Brief. Your answer should be an exact copy of the data.

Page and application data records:
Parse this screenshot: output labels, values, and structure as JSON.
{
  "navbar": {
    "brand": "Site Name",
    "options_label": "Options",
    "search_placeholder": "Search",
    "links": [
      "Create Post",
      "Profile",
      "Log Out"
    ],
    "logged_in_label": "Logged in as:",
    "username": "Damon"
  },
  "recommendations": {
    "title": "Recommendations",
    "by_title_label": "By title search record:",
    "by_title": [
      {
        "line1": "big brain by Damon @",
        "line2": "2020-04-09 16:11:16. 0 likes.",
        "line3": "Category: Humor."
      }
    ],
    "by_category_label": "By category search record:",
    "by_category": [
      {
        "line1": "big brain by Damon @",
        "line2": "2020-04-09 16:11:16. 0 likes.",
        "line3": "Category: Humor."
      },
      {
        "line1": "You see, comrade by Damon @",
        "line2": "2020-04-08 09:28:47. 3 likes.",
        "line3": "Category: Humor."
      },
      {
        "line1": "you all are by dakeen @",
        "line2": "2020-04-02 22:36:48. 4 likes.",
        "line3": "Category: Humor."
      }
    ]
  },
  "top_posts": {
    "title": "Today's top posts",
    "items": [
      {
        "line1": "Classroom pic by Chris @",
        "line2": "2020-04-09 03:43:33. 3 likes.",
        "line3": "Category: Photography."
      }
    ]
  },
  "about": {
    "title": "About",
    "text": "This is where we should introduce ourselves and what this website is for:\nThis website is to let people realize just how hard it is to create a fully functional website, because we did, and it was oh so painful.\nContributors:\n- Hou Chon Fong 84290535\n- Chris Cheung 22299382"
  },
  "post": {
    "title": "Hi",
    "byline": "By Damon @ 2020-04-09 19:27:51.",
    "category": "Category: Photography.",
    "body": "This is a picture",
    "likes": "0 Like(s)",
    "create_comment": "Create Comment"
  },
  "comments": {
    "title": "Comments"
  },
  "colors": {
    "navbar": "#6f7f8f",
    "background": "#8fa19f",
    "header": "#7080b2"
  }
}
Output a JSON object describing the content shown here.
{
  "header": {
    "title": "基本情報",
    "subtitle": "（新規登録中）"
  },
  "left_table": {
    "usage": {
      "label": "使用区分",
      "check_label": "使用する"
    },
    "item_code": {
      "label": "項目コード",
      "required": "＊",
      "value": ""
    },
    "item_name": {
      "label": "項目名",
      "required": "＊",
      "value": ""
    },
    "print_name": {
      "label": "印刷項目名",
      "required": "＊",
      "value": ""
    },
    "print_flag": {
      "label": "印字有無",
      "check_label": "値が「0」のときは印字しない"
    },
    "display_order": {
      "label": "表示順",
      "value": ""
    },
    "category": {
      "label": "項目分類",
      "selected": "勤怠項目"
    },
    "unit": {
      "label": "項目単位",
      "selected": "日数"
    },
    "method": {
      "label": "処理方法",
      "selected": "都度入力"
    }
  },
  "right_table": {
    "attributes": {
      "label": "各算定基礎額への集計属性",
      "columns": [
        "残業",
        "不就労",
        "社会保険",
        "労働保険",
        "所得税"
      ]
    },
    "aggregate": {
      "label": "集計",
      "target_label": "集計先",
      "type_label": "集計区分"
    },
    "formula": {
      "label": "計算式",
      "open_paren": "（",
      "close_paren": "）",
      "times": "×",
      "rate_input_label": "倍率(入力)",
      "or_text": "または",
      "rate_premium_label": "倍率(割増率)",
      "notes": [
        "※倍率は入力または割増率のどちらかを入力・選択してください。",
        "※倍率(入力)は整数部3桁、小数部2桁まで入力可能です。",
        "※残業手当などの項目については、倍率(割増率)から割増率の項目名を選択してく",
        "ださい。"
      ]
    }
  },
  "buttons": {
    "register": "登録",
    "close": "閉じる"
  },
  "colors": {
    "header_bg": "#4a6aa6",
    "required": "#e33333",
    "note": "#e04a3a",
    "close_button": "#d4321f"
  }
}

Exercise solution.
Parse this screenshot: output labels, values, and structure as JSON.
{
  "navbar": {
    "brand": "Site Name",
    "options_label": "Options",
    "search_placeholder": "Search",
    "links": [
      "Create Post",
      "Profile",
      "Log Out"
    ],
    "logged_in_label": "Logged in as:",
    "username": "Damon"
  },
  "recommendations": {
    "title": "Recommendations",
    "by_title_label": "By title search record:",
    "by_title": [
      {
        "line1": "big brain by Damon @",
        "line2": "2020-04-09 16:11:16. 0 likes.",
        "line3": "Category: Humor."
      }
    ],
    "by_category_label": "By category search record:",
    "by_category": [
      {
        "line1": "big brain by Damon @",
        "line2": "2020-04-09 16:11:16. 0 likes.",
        "line3": "Category: Humor."
      },
      {
        "line1": "You see, comrade by Damon @",
        "line2": "2020-04-08 09:28:47. 3 likes.",
        "line3": "Category: Humor."
      },
      {
        "line1": "you all are by dakeen @",
        "line2": "2020-04-02 22:36:48. 4 likes.",
        "line3": "Category: Humor."
      }
    ]
  },
  "top_posts": {
    "title": "Today's top posts",
    "items": [
      {
        "line1": "Classroom pic by Chris @",
        "line2": "2020-04-09 03:43:33. 3 likes.",
        "line3": "Category: Photography."
      }
    ]
  },
  "about": {
    "title": "About",
    "text": "This is where we should introduce ourselves and what this website is for:\nThis website is to let people realize just how hard it is to create a fully functional website, because we did, and it was oh so painful.\nContributors:\n- Hou Chon Fong 84290535\n- Chris Cheung 22299382"
  },
  "post": {
    "title": "Hi",
    "byline": "By Damon @ 2020-04-09 19:27:51.",
    "category": "Category: Photography.",
    "body": "This is a picture",
    "likes": "0 Like(s)",
    "create_comment": "Create Comment"
  },
  "comments": {
    "title": "Comments"
  },
  "colors": {
    "navbar": "#6f7f8f",
    "background": "#8fa19f",
    "header": "#7080b2"
  }
}
Output a JSON object describing the content shown here.
{
  "header": {
    "title": "基本情報",
    "subtitle": "（新規登録中）"
  },
  "left_table": {
    "usage": {
      "label": "使用区分",
      "check_label": "使用する"
    },
    "item_code": {
      "label": "項目コード",
      "required": "＊",
      "value": ""
    },
    "item_name": {
      "label": "項目名",
      "required": "＊",
      "value": ""
    },
    "print_name": {
      "label": "印刷項目名",
      "required": "＊",
      "value": ""
    },
    "print_flag": {
      "label": "印字有無",
      "check_label": "値が「0」のときは印字しない"
    },
    "display_order": {
      "label": "表示順",
      "value": ""
    },
    "category": {
      "label": "項目分類",
      "selected": "勤怠項目"
    },
    "unit": {
      "label": "項目単位",
      "selected": "日数"
    },
    "method": {
      "label": "処理方法",
      "selected": "都度入力"
    }
  },
  "right_table": {
    "attributes": {
      "label": "各算定基礎額への集計属性",
      "columns": [
        "残業",
        "不就労",
        "社会保険",
        "労働保険",
        "所得税"
      ]
    },
    "aggregate": {
      "label": "集計",
      "target_label": "集計先",
      "type_label": "集計区分"
    },
    "formula": {
      "label": "計算式",
      "open_paren": "（",
      "close_paren": "）",
      "times": "×",
      "rate_input_label": "倍率(入力)",
      "or_text": "または",
      "rate_premium_label": "倍率(割増率)",
      "notes": [
        "※倍率は入力または割増率のどちらかを入力・選択してください。",
        "※倍率(入力)は整数部3桁、小数部2桁まで入力可能です。",
        "※残業手当などの項目については、倍率(割増率)から割増率の項目名を選択してく",
        "ださい。"
      ]
    }
  },
  "buttons": {
    "register": "登録",
    "close": "閉じる"
  },
  "colors": {
    "header_bg": "#4a6aa6",
    "required": "#e33333",
    "note": "#e04a3a",
    "close_button": "#d4321f"
  }
}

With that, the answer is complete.